Perhaps nothing showcases technology’s ability to innovate and change lives better than the science behind 
renewable power. Solar power’s high cost is well-established, but scientists at CalTech are developing cells with such hyper–
efficiency they could potentially eclipse the question of price.


A team of researchers, led by professor Harry Atwater, is studying concepts that will enable solar cells to capture more of the sunlight spectrum. Contemporary solar cells only catch a small band of the spectrum. Most of the sunlight is wasted. As a result, their efficiency falls below 20 percent.


The Atwater team is determined to do much better. In fact, it is looking at cells with an efficiency of greater than 50 percent.


Exercising “light management” through the use of nanotechnology, the technology is designed to split and capture the different colors of light in the spectrum. Each wavelength of light would then be directed to a unique cell specifically designed to absorb and convert that light into electricity. The result is better efficiency.


In an interview in the April issue of MIT’s Technology Review, Atwater said ultrahigh efficiency in solar cells is “the best lever we have” for reducing the cost of solar power because the cost of solar panels have dropped dramatically. Increasing efficiency and decreasing the number of cells needed are the next steps in the process of reducing the overall costs of solar. 


“Within a few years, there won’t be any point to working on technology that has efficiency that’s less than 20 percent,” Atwater said.


The scientific community has recognized the importance of the work.
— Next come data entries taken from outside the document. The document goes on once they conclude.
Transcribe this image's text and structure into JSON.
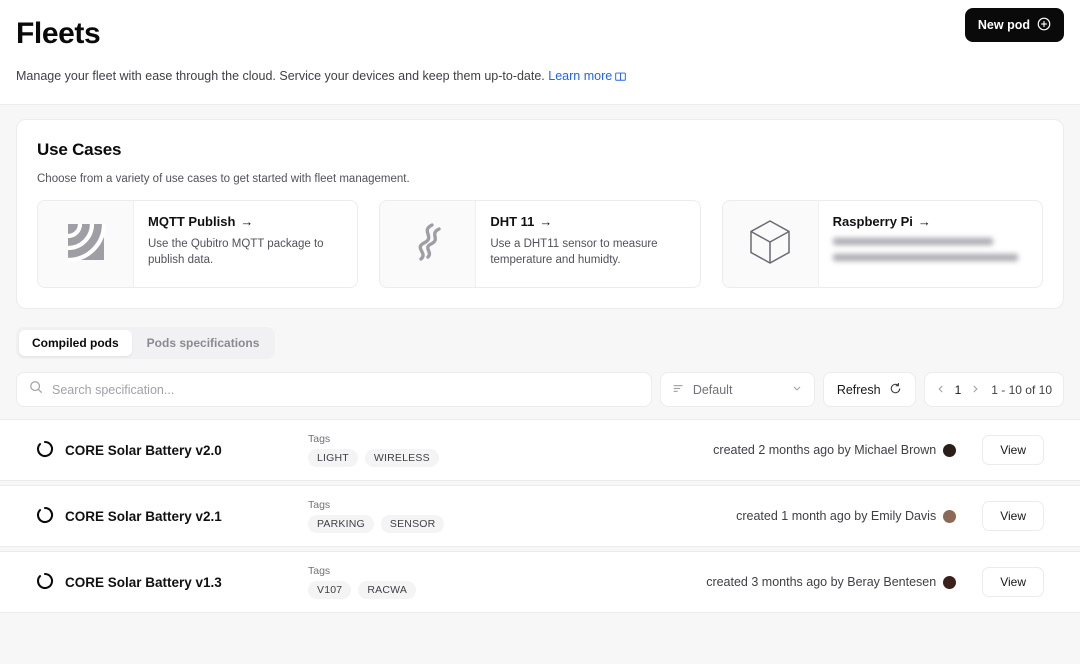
{
  "header": {
    "title": "Fleets",
    "subtitle": "Manage your fleet with ease through the cloud. Service your devices and keep them up-to-date.",
    "learn_more": "Learn more",
    "new_pod_label": "New pod"
  },
  "use_cases": {
    "title": "Use Cases",
    "subtitle": "Choose from a variety of use cases to get started with fleet management.",
    "items": [
      {
        "name": "MQTT Publish",
        "arrow": "→",
        "description": "Use the Qubitro MQTT package to publish data.",
        "icon": "rss-signal-icon",
        "redacted": false
      },
      {
        "name": "DHT 11",
        "arrow": "→",
        "description": "Use a DHT11 sensor to measure temperature and humidty.",
        "icon": "steam-wave-icon",
        "redacted": false
      },
      {
        "name": "Raspberry Pi",
        "arrow": "→",
        "description": "",
        "icon": "cube-icon",
        "redacted": true
      }
    ]
  },
  "tabs": [
    {
      "label": "Compiled pods",
      "active": true
    },
    {
      "label": "Pods specifications",
      "active": false
    }
  ],
  "toolbar": {
    "search_placeholder": "Search specification...",
    "search_value": "",
    "sort_value": "Default",
    "refresh_label": "Refresh",
    "page_number": "1",
    "page_range": "1 - 10 of 10"
  },
  "list": {
    "tags_label": "Tags",
    "view_label": "View",
    "rows": [
      {
        "name": "CORE Solar Battery v2.0",
        "tags": [
          "LIGHT",
          "WIRELESS"
        ],
        "meta": "created 2 months ago by Michael Brown",
        "avatar_color": "#2b1d17"
      },
      {
        "name": "CORE Solar Battery v2.1",
        "tags": [
          "PARKING",
          "SENSOR"
        ],
        "meta": "created 1 month ago by Emily Davis",
        "avatar_color": "#8a6a57"
      },
      {
        "name": "CORE Solar Battery v1.3",
        "tags": [
          "V107",
          "RACWA"
        ],
        "meta": "created 3 months ago by Beray Bentesen",
        "avatar_color": "#3a211b"
      }
    ]
  },
  "colors": {
    "accent_link": "#2563eb",
    "button_bg": "#0a0a0a",
    "page_bg": "#f7f7f8"
  }
}
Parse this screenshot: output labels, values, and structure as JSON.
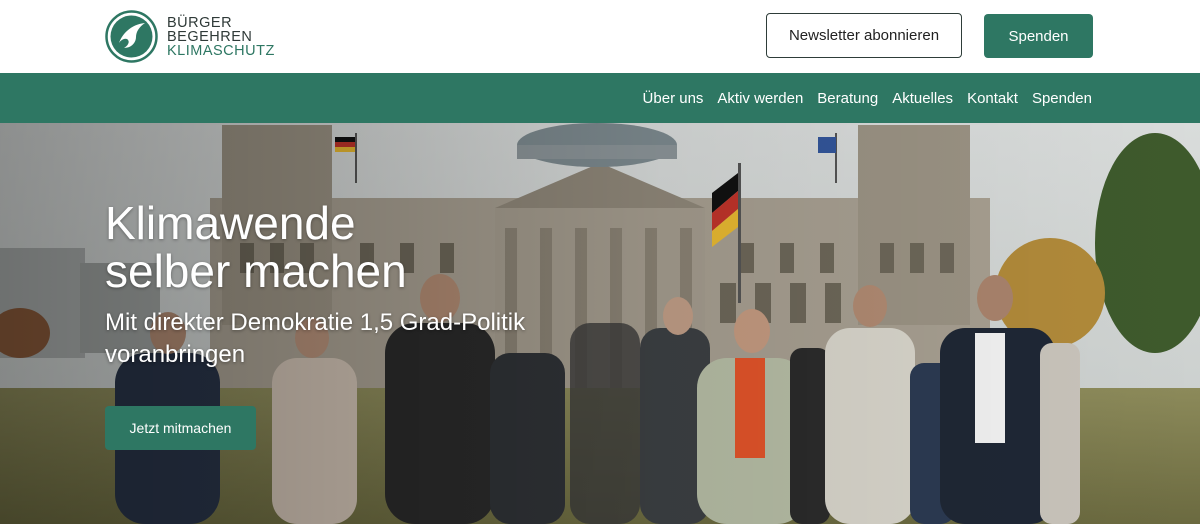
{
  "header": {
    "logo": {
      "line1": "BÜRGER",
      "line2": "BEGEHREN",
      "line3": "KLIMASCHUTZ"
    },
    "newsletter_label": "Newsletter abonnieren",
    "donate_label": "Spenden"
  },
  "nav": {
    "items": [
      {
        "label": "Über uns"
      },
      {
        "label": "Aktiv werden"
      },
      {
        "label": "Beratung"
      },
      {
        "label": "Aktuelles"
      },
      {
        "label": "Kontakt"
      },
      {
        "label": "Spenden"
      }
    ]
  },
  "hero": {
    "title_line1": "Klimawende",
    "title_line2": "selber machen",
    "subtitle": "Mit direkter Demokratie 1,5 Grad-Politik voranbringen",
    "cta_label": "Jetzt mitmachen"
  },
  "colors": {
    "brand_green": "#2e7763",
    "dark_text": "#2f3a38"
  }
}
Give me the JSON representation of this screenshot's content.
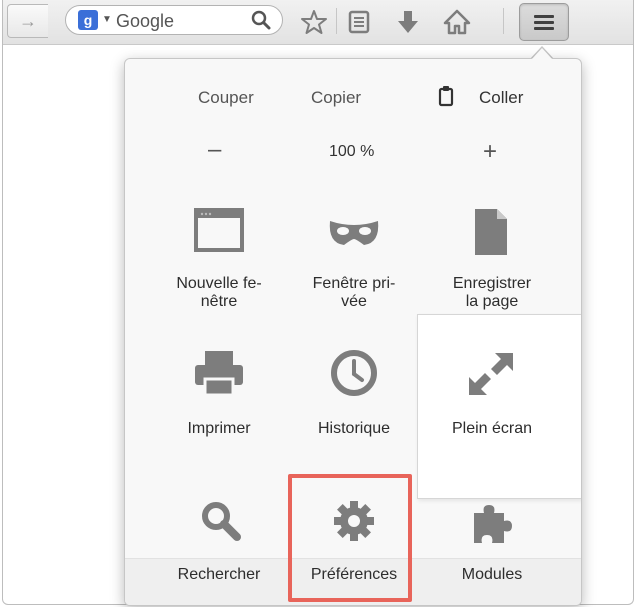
{
  "toolbar": {
    "back_icon": "arrow-right-icon",
    "search": {
      "engine_icon": "g",
      "placeholder": "Google"
    },
    "icons": [
      "star-icon",
      "reader-icon",
      "download-icon",
      "home-icon",
      "menu-icon"
    ]
  },
  "menu": {
    "edit": {
      "cut": "Couper",
      "copy": "Copier",
      "paste": "Coller"
    },
    "zoom": {
      "minus": "–",
      "level": "100 %",
      "plus": "+"
    },
    "tiles": [
      {
        "label": "Nouvelle fe-\nnêtre",
        "icon": "window-icon"
      },
      {
        "label": "Fenêtre pri-\nvée",
        "icon": "mask-icon"
      },
      {
        "label": "Enregistrer\nla page",
        "icon": "page-icon"
      },
      {
        "label": "Imprimer",
        "icon": "printer-icon"
      },
      {
        "label": "Historique",
        "icon": "clock-icon"
      },
      {
        "label": "Plein écran",
        "icon": "expand-icon"
      },
      {
        "label": "Rechercher",
        "icon": "search-icon"
      },
      {
        "label": "Préférences",
        "icon": "gear-icon"
      },
      {
        "label": "Modules",
        "icon": "puzzle-icon"
      }
    ],
    "highlight_color": "#e8645a"
  }
}
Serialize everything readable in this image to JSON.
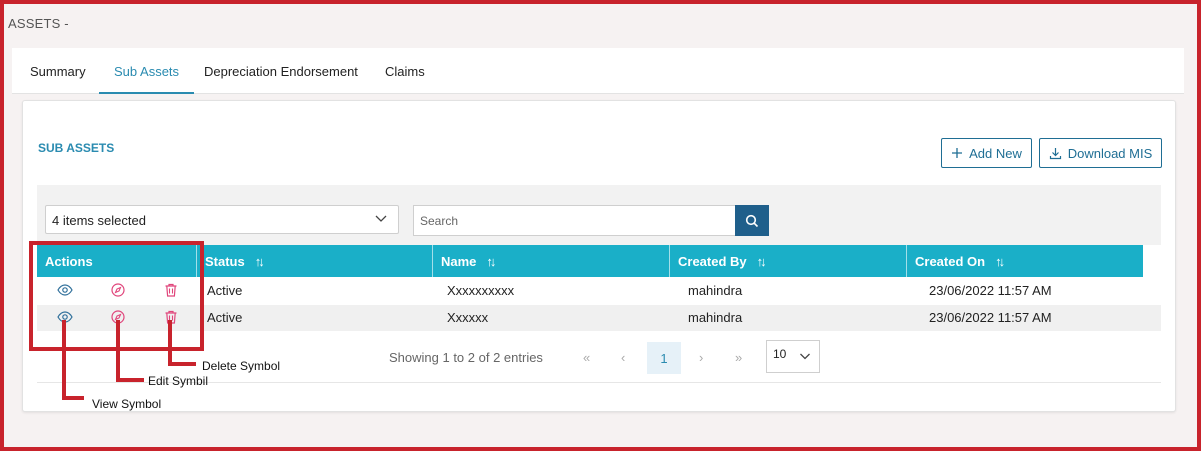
{
  "page": {
    "title": "ASSETS -"
  },
  "tabs": [
    {
      "label": "Summary",
      "active": false
    },
    {
      "label": "Sub Assets",
      "active": true
    },
    {
      "label": "Depreciation Endorsement",
      "active": false
    },
    {
      "label": "Claims",
      "active": false
    }
  ],
  "section": {
    "title": "SUB ASSETS"
  },
  "buttons": {
    "add_new": "Add New",
    "download_mis": "Download MIS"
  },
  "filters": {
    "selection": "4 items selected",
    "search_placeholder": "Search",
    "search_value": ""
  },
  "table": {
    "headers": {
      "actions": "Actions",
      "status": "Status",
      "name": "Name",
      "created_by": "Created By",
      "created_on": "Created On"
    },
    "rows": [
      {
        "status": "Active",
        "name": "Xxxxxxxxxx",
        "created_by": "mahindra",
        "created_on": "23/06/2022 11:57 AM"
      },
      {
        "status": "Active",
        "name": "Xxxxxx",
        "created_by": "mahindra",
        "created_on": "23/06/2022 11:57 AM"
      }
    ]
  },
  "pagination": {
    "info": "Showing 1 to 2 of 2 entries",
    "first": "«",
    "prev": "‹",
    "current_page": "1",
    "next": "›",
    "last": "»",
    "page_size": "10"
  },
  "annotations": {
    "view": "View Symbol",
    "edit": "Edit Symbil",
    "delete": "Delete Symbol"
  },
  "colors": {
    "header_bg": "#1aafc8",
    "accent": "#2a8bb0",
    "button_border": "#1f6e94",
    "search_button": "#1f5f8b",
    "delete_icon": "#e0457b",
    "view_icon": "#2f6f9a",
    "annotation": "#c8232c"
  },
  "icons": {
    "view": "eye-icon",
    "edit": "compass-edit-icon",
    "delete": "trash-icon",
    "add": "plus-icon",
    "download": "download-icon",
    "search": "search-icon",
    "sort": "sort-icon",
    "dropdown": "chevron-down-icon"
  }
}
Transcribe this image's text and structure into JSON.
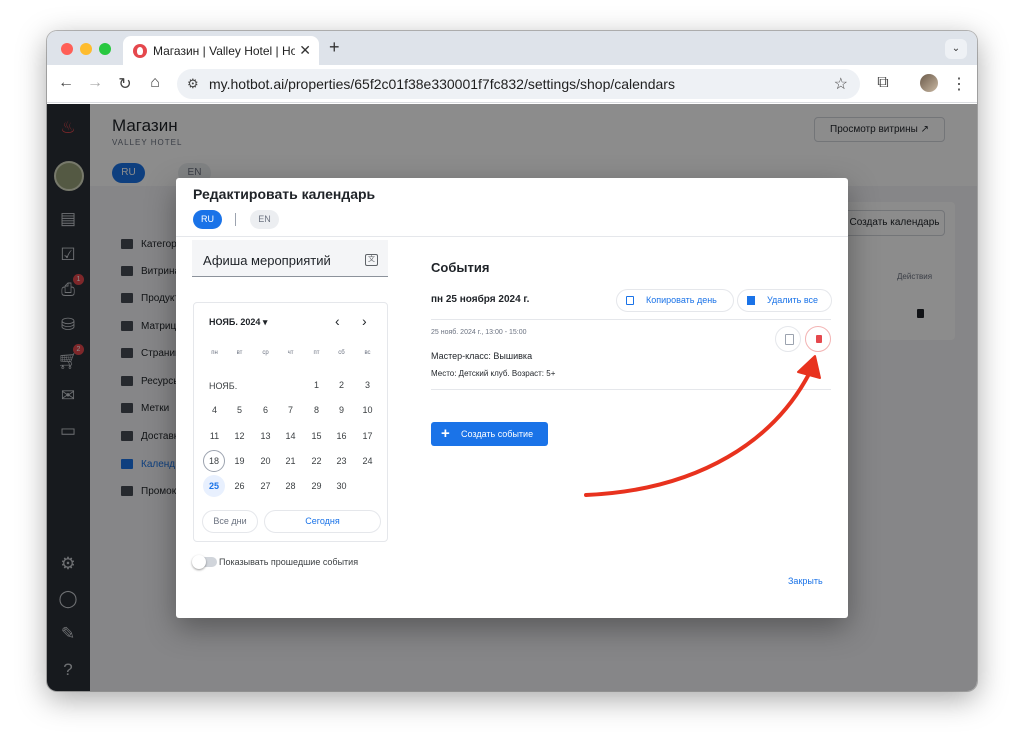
{
  "browser": {
    "tab_title": "Магазин | Valley Hotel | Hotbot",
    "tab_close": "✕",
    "new_tab": "+",
    "url": "my.hotbot.ai/properties/65f2c01f38e330001f7fc832/settings/shop/calendars",
    "icons": [
      "back-icon",
      "forward-icon",
      "reload-icon",
      "home-icon",
      "star-icon",
      "extensions-icon",
      "profile-avatar",
      "menu-icon"
    ]
  },
  "page": {
    "title": "Магазин",
    "subtitle": "VALLEY HOTEL",
    "preview_button": "Просмотр витрины ↗",
    "lang_ru": "RU",
    "lang_en": "EN",
    "create_calendar": "Создать календарь",
    "actions_header": "Действия",
    "menu": [
      {
        "label": "Категор"
      },
      {
        "label": "Витрина"
      },
      {
        "label": "Продукт"
      },
      {
        "label": "Матрица"
      },
      {
        "label": "Страниц"
      },
      {
        "label": "Ресурсы"
      },
      {
        "label": "Метки"
      },
      {
        "label": "Доставк"
      },
      {
        "label": "Календ"
      },
      {
        "label": "Промок"
      }
    ],
    "nav_badges": [
      "1",
      "2"
    ]
  },
  "modal": {
    "title": "Редактировать календарь",
    "lang_ru": "RU",
    "lang_en": "EN",
    "calendar_name": "Афиша мероприятий",
    "calendar": {
      "month_label": "НОЯБ. 2024",
      "month_short": "НОЯБ.",
      "weekdays": [
        "пн",
        "вт",
        "ср",
        "чт",
        "пт",
        "сб",
        "вс"
      ],
      "days": [
        [
          "",
          "",
          "",
          "",
          "1",
          "2",
          "3"
        ],
        [
          "4",
          "5",
          "6",
          "7",
          "8",
          "9",
          "10"
        ],
        [
          "11",
          "12",
          "13",
          "14",
          "15",
          "16",
          "17"
        ],
        [
          "18",
          "19",
          "20",
          "21",
          "22",
          "23",
          "24"
        ],
        [
          "25",
          "26",
          "27",
          "28",
          "29",
          "30",
          ""
        ]
      ],
      "today": "18",
      "selected": "25",
      "all_days": "Все дни",
      "today_button": "Сегодня"
    },
    "show_past_label": "Показывать прошедшие события",
    "events_title": "События",
    "day_header": "пн  25 ноября 2024 г.",
    "copy_day": "Копировать день",
    "delete_all": "Удалить все",
    "event": {
      "time": "25 нояб. 2024 г., 13:00 - 15:00",
      "title": "Мастер-класс: Вышивка",
      "place": "Место: Детский клуб. Возраст: 5+"
    },
    "create_event": "Создать событие",
    "close": "Закрыть"
  },
  "colors": {
    "accent": "#1a73e8",
    "danger": "#e5484d",
    "annotation_arrow": "#e8321e"
  }
}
Last summer, Atwater and Albert Polman of the Dutch Research Institute received the prestigious ENI Renewable and Non-conventional Energy Prize for their collaborative research.